Exercise> Restate each of the lines given below, word for word.

-- Data extract follows --

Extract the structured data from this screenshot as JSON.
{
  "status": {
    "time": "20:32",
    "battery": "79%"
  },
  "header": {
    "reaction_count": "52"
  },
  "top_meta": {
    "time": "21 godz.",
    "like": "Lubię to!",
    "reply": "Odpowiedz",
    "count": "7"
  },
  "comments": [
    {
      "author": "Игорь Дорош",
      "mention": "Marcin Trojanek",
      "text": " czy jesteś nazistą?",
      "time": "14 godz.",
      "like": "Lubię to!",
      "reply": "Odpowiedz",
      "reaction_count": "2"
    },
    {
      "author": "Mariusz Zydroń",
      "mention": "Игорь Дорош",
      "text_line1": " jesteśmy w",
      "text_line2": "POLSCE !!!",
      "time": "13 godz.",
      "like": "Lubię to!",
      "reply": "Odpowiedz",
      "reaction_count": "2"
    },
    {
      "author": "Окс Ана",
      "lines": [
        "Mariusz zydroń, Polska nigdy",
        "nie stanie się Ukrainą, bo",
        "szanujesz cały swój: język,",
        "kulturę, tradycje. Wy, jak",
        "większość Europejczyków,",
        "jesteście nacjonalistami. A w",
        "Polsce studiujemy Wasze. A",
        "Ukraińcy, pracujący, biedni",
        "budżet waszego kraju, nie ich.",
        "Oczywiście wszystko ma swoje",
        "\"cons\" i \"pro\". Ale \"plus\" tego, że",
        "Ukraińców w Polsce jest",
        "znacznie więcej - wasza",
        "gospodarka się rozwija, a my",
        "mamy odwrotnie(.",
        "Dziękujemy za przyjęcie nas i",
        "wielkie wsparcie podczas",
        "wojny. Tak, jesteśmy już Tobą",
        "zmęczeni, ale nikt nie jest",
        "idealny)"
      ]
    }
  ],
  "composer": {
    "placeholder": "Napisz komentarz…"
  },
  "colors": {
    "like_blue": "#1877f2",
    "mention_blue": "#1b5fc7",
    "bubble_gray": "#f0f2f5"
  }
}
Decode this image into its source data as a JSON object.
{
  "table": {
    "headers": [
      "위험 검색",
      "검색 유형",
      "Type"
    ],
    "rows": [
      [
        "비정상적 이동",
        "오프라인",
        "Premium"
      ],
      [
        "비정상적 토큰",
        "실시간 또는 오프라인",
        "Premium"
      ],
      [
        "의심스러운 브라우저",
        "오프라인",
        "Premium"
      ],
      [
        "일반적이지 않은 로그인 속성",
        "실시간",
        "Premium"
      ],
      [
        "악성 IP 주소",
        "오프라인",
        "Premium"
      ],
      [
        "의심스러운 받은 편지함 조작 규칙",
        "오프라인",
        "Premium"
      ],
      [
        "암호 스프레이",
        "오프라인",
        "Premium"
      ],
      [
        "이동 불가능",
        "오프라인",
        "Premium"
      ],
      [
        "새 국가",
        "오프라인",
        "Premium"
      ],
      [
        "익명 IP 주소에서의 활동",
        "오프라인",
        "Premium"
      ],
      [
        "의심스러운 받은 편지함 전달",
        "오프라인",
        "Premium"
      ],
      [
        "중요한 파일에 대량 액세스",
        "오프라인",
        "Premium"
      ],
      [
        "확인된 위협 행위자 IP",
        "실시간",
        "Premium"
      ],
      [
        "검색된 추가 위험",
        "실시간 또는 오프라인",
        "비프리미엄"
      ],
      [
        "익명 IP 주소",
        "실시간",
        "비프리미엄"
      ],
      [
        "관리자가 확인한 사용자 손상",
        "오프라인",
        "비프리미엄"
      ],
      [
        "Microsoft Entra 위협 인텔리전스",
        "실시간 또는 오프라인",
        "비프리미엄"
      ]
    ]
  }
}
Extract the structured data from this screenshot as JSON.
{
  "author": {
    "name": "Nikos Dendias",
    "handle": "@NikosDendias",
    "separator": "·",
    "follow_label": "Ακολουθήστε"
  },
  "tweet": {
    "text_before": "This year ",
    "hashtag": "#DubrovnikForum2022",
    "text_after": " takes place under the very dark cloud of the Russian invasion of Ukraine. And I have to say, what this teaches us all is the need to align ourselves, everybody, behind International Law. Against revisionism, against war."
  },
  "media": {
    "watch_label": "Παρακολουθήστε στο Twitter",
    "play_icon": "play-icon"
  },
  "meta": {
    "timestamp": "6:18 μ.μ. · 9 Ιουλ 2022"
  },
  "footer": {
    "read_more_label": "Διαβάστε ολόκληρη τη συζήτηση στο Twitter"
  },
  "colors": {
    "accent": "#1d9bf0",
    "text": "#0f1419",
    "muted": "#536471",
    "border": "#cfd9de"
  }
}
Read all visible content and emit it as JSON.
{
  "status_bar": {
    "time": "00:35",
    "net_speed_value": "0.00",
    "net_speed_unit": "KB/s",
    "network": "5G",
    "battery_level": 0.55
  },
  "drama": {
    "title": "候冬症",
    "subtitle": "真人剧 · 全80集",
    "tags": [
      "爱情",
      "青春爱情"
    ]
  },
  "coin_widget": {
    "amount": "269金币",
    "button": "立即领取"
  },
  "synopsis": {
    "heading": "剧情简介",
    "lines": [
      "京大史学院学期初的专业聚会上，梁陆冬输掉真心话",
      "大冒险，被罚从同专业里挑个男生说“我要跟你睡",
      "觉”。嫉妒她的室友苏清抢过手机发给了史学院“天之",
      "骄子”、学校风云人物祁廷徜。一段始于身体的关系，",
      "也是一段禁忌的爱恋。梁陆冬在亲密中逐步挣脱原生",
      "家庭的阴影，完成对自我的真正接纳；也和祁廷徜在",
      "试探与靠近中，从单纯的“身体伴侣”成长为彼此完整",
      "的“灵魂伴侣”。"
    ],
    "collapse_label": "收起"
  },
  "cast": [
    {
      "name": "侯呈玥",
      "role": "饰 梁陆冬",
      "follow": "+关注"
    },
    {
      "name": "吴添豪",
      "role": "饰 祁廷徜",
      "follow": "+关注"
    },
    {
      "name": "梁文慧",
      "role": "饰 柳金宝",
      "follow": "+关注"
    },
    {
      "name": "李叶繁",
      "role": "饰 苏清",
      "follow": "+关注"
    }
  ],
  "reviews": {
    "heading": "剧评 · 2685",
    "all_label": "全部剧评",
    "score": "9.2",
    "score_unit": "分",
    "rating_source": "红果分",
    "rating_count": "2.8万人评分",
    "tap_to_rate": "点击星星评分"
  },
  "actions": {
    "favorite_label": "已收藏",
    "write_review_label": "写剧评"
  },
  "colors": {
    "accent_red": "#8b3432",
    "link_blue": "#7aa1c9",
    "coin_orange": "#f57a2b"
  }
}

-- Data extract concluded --

Solution for this problem>
Extract the structured data from this screenshot as JSON.
{
  "status": {
    "time": "20:32",
    "battery": "79%"
  },
  "header": {
    "reaction_count": "52"
  },
  "top_meta": {
    "time": "21 godz.",
    "like": "Lubię to!",
    "reply": "Odpowiedz",
    "count": "7"
  },
  "comments": [
    {
      "author": "Игорь Дорош",
      "mention": "Marcin Trojanek",
      "text": " czy jesteś nazistą?",
      "time": "14 godz.",
      "like": "Lubię to!",
      "reply": "Odpowiedz",
      "reaction_count": "2"
    },
    {
      "author": "Mariusz Zydroń",
      "mention": "Игорь Дорош",
      "text_line1": " jesteśmy w",
      "text_line2": "POLSCE !!!",
      "time": "13 godz.",
      "like": "Lubię to!",
      "reply": "Odpowiedz",
      "reaction_count": "2"
    },
    {
      "author": "Окс Ана",
      "lines": [
        "Mariusz zydroń, Polska nigdy",
        "nie stanie się Ukrainą, bo",
        "szanujesz cały swój: język,",
        "kulturę, tradycje. Wy, jak",
        "większość Europejczyków,",
        "jesteście nacjonalistami. A w",
        "Polsce studiujemy Wasze. A",
        "Ukraińcy, pracujący, biedni",
        "budżet waszego kraju, nie ich.",
        "Oczywiście wszystko ma swoje",
        "\"cons\" i \"pro\". Ale \"plus\" tego, że",
        "Ukraińców w Polsce jest",
        "znacznie więcej - wasza",
        "gospodarka się rozwija, a my",
        "mamy odwrotnie(.",
        "Dziękujemy za przyjęcie nas i",
        "wielkie wsparcie podczas",
        "wojny. Tak, jesteśmy już Tobą",
        "zmęczeni, ale nikt nie jest",
        "idealny)"
      ]
    }
  ],
  "composer": {
    "placeholder": "Napisz komentarz…"
  },
  "colors": {
    "like_blue": "#1877f2",
    "mention_blue": "#1b5fc7",
    "bubble_gray": "#f0f2f5"
  }
}
Decode this image into its source data as a JSON object.
{
  "table": {
    "headers": [
      "위험 검색",
      "검색 유형",
      "Type"
    ],
    "rows": [
      [
        "비정상적 이동",
        "오프라인",
        "Premium"
      ],
      [
        "비정상적 토큰",
        "실시간 또는 오프라인",
        "Premium"
      ],
      [
        "의심스러운 브라우저",
        "오프라인",
        "Premium"
      ],
      [
        "일반적이지 않은 로그인 속성",
        "실시간",
        "Premium"
      ],
      [
        "악성 IP 주소",
        "오프라인",
        "Premium"
      ],
      [
        "의심스러운 받은 편지함 조작 규칙",
        "오프라인",
        "Premium"
      ],
      [
        "암호 스프레이",
        "오프라인",
        "Premium"
      ],
      [
        "이동 불가능",
        "오프라인",
        "Premium"
      ],
      [
        "새 국가",
        "오프라인",
        "Premium"
      ],
      [
        "익명 IP 주소에서의 활동",
        "오프라인",
        "Premium"
      ],
      [
        "의심스러운 받은 편지함 전달",
        "오프라인",
        "Premium"
      ],
      [
        "중요한 파일에 대량 액세스",
        "오프라인",
        "Premium"
      ],
      [
        "확인된 위협 행위자 IP",
        "실시간",
        "Premium"
      ],
      [
        "검색된 추가 위험",
        "실시간 또는 오프라인",
        "비프리미엄"
      ],
      [
        "익명 IP 주소",
        "실시간",
        "비프리미엄"
      ],
      [
        "관리자가 확인한 사용자 손상",
        "오프라인",
        "비프리미엄"
      ],
      [
        "Microsoft Entra 위협 인텔리전스",
        "실시간 또는 오프라인",
        "비프리미엄"
      ]
    ]
  }
}
Extract the structured data from this screenshot as JSON.
{
  "author": {
    "name": "Nikos Dendias",
    "handle": "@NikosDendias",
    "separator": "·",
    "follow_label": "Ακολουθήστε"
  },
  "tweet": {
    "text_before": "This year ",
    "hashtag": "#DubrovnikForum2022",
    "text_after": " takes place under the very dark cloud of the Russian invasion of Ukraine. And I have to say, what this teaches us all is the need to align ourselves, everybody, behind International Law. Against revisionism, against war."
  },
  "media": {
    "watch_label": "Παρακολουθήστε στο Twitter",
    "play_icon": "play-icon"
  },
  "meta": {
    "timestamp": "6:18 μ.μ. · 9 Ιουλ 2022"
  },
  "footer": {
    "read_more_label": "Διαβάστε ολόκληρη τη συζήτηση στο Twitter"
  },
  "colors": {
    "accent": "#1d9bf0",
    "text": "#0f1419",
    "muted": "#536471",
    "border": "#cfd9de"
  }
}
Read all visible content and emit it as JSON.
{
  "status_bar": {
    "time": "00:35",
    "net_speed_value": "0.00",
    "net_speed_unit": "KB/s",
    "network": "5G",
    "battery_level": 0.55
  },
  "drama": {
    "title": "候冬症",
    "subtitle": "真人剧 · 全80集",
    "tags": [
      "爱情",
      "青春爱情"
    ]
  },
  "coin_widget": {
    "amount": "269金币",
    "button": "立即领取"
  },
  "synopsis": {
    "heading": "剧情简介",
    "lines": [
      "京大史学院学期初的专业聚会上，梁陆冬输掉真心话",
      "大冒险，被罚从同专业里挑个男生说“我要跟你睡",
      "觉”。嫉妒她的室友苏清抢过手机发给了史学院“天之",
      "骄子”、学校风云人物祁廷徜。一段始于身体的关系，",
      "也是一段禁忌的爱恋。梁陆冬在亲密中逐步挣脱原生",
      "家庭的阴影，完成对自我的真正接纳；也和祁廷徜在",
      "试探与靠近中，从单纯的“身体伴侣”成长为彼此完整",
      "的“灵魂伴侣”。"
    ],
    "collapse_label": "收起"
  },
  "cast": [
    {
      "name": "侯呈玥",
      "role": "饰 梁陆冬",
      "follow": "+关注"
    },
    {
      "name": "吴添豪",
      "role": "饰 祁廷徜",
      "follow": "+关注"
    },
    {
      "name": "梁文慧",
      "role": "饰 柳金宝",
      "follow": "+关注"
    },
    {
      "name": "李叶繁",
      "role": "饰 苏清",
      "follow": "+关注"
    }
  ],
  "reviews": {
    "heading": "剧评 · 2685",
    "all_label": "全部剧评",
    "score": "9.2",
    "score_unit": "分",
    "rating_source": "红果分",
    "rating_count": "2.8万人评分",
    "tap_to_rate": "点击星星评分"
  },
  "actions": {
    "favorite_label": "已收藏",
    "write_review_label": "写剧评"
  },
  "colors": {
    "accent_red": "#8b3432",
    "link_blue": "#7aa1c9",
    "coin_orange": "#f57a2b"
  }
}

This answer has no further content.